*Exercise description:*
Among the entries, find the lines with the string "value" and copy them.

[Source records]
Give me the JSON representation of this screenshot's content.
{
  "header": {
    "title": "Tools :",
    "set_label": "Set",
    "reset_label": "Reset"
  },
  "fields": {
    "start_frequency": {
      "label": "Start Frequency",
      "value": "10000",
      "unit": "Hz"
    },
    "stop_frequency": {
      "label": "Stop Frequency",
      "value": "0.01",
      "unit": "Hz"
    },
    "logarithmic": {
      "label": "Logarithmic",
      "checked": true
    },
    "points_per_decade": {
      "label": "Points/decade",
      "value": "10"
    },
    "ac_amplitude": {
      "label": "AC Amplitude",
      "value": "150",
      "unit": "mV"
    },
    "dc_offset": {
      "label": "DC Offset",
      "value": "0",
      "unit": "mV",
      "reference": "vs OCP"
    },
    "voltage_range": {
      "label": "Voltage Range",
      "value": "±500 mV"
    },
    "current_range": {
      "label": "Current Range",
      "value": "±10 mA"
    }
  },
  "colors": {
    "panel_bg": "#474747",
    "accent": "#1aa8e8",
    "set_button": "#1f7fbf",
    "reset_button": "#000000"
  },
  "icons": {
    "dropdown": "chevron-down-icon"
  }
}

*Completed task:*
      "value": "10000",
      "value": "0.01",
      "value": "10"
      "value": "150",
      "value": "0",
      "value": "±500 mV"
      "value": "±10 mA"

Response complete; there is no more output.